# Instructions to follow:
If a line in the records below contains "Disengage", copy that line.

*** Block opens ***

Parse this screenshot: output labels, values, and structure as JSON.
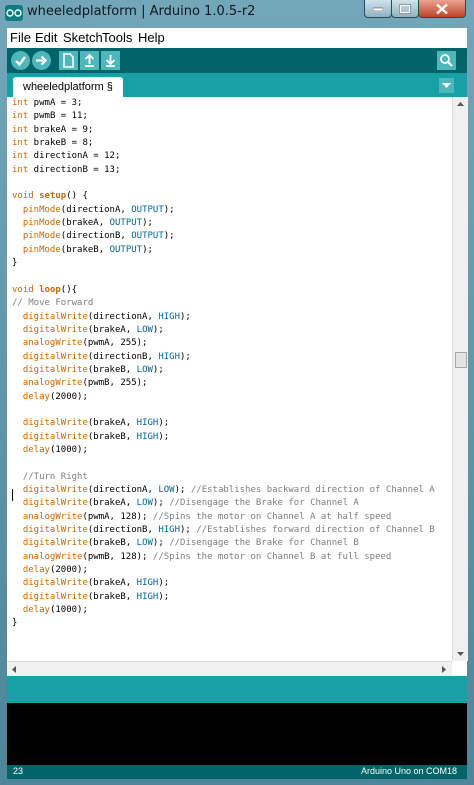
{
  "window": {
    "title": "wheeledplatform | Arduino 1.0.5-r2"
  },
  "menu": {
    "items": [
      {
        "label": "File"
      },
      {
        "label": "Edit"
      },
      {
        "label": "Sketch"
      },
      {
        "label": "Tools"
      },
      {
        "label": "Help"
      }
    ]
  },
  "toolbar": {
    "buttons": [
      {
        "name": "verify-icon"
      },
      {
        "name": "upload-icon"
      },
      {
        "name": "new-icon"
      },
      {
        "name": "open-icon"
      },
      {
        "name": "save-icon"
      },
      {
        "name": "serial-monitor-icon"
      }
    ]
  },
  "tab": {
    "label": "wheeledplatform §"
  },
  "code": {
    "lines": [
      "int pwmA = 3;",
      "int pwmB = 11;",
      "int brakeA = 9;",
      "int brakeB = 8;",
      "int directionA = 12;",
      "int directionB = 13;",
      "",
      "void setup() {",
      "  pinMode(directionA, OUTPUT);",
      "  pinMode(brakeA, OUTPUT);",
      "  pinMode(directionB, OUTPUT);",
      "  pinMode(brakeB, OUTPUT);",
      "}",
      "",
      "void loop(){",
      "// Move Forward",
      "  digitalWrite(directionA, HIGH);",
      "  digitalWrite(brakeA, LOW);",
      "  analogWrite(pwmA, 255);",
      "  digitalWrite(directionB, HIGH);",
      "  digitalWrite(brakeB, LOW);",
      "  analogWrite(pwmB, 255);",
      "  delay(2000);",
      "",
      "  digitalWrite(brakeA, HIGH);",
      "  digitalWrite(brakeB, HIGH);",
      "  delay(1000);",
      "",
      "  //Turn Right",
      "  digitalWrite(directionA, LOW); //Establishes backward direction of Channel A",
      "  digitalWrite(brakeA, LOW); //Disengage the Brake for Channel A",
      "  analogWrite(pwmA, 128); //Spins the motor on Channel A at half speed",
      "  digitalWrite(directionB, HIGH); //Establishes forward direction of Channel B",
      "  digitalWrite(brakeB, LOW); //Disengage the Brake for Channel B",
      "  analogWrite(pwmB, 128); //Spins the motor on Channel B at full speed",
      "  delay(2000);",
      "  digitalWrite(brakeA, HIGH);",
      "  digitalWrite(brakeB, HIGH);",
      "  delay(1000);",
      "}"
    ]
  },
  "status": {
    "line_number": "23",
    "board": "Arduino Uno on COM18"
  },
  "colors": {
    "toolbar": "#006468",
    "tabstrip": "#17a1a5",
    "keyword": "#cc6600",
    "constant": "#006699",
    "comment": "#7e7e7e"
  }
}
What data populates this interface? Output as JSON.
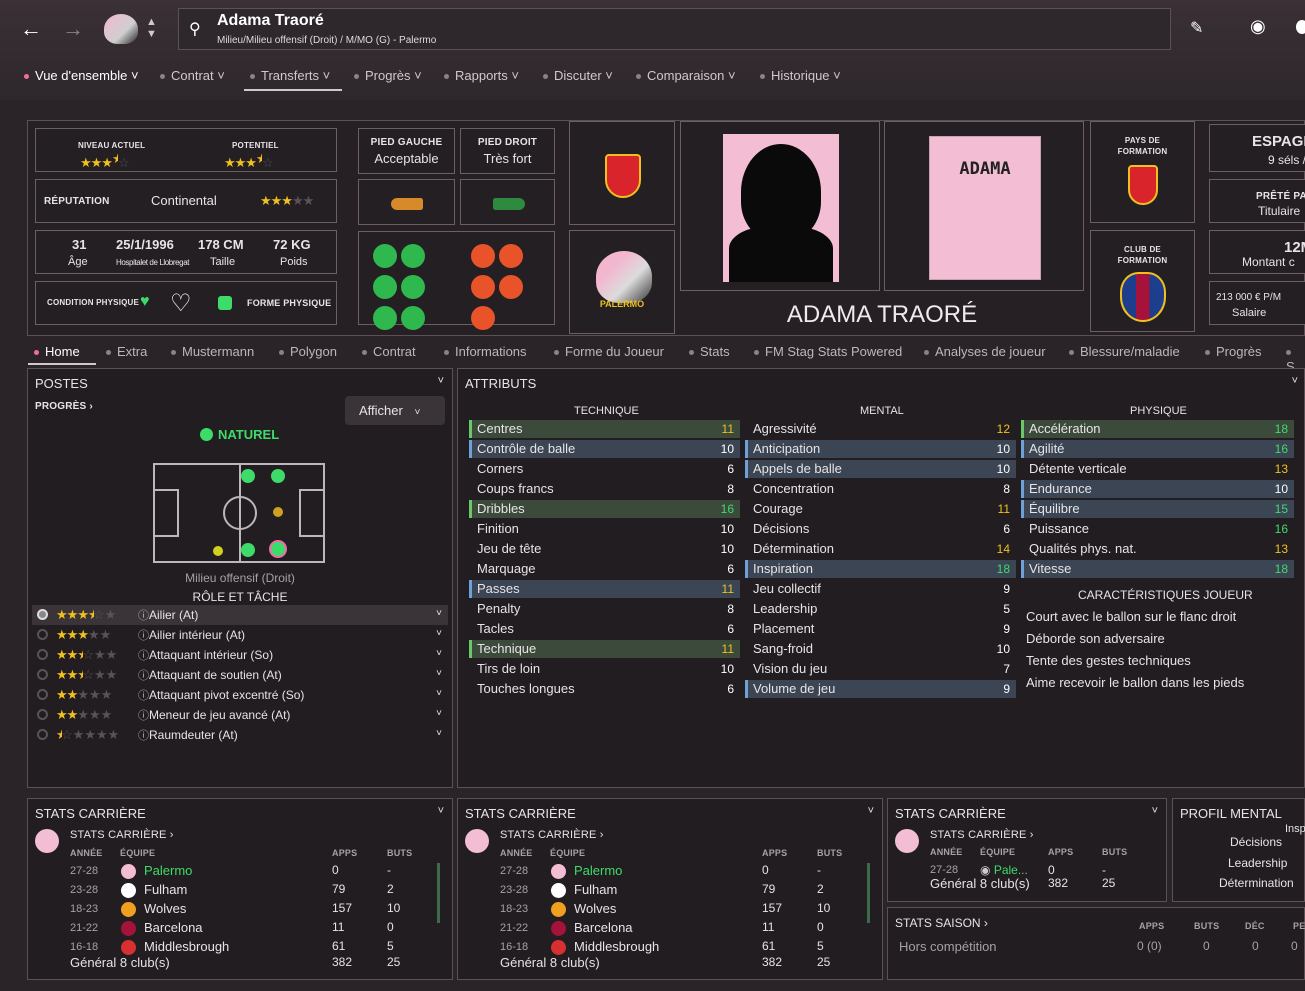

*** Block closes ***

# Finished exercise:
      "  digitalWrite(brakeA, LOW); //Disengage the Brake for Channel A",
      "  digitalWrite(brakeB, LOW); //Disengage the Brake for Channel B",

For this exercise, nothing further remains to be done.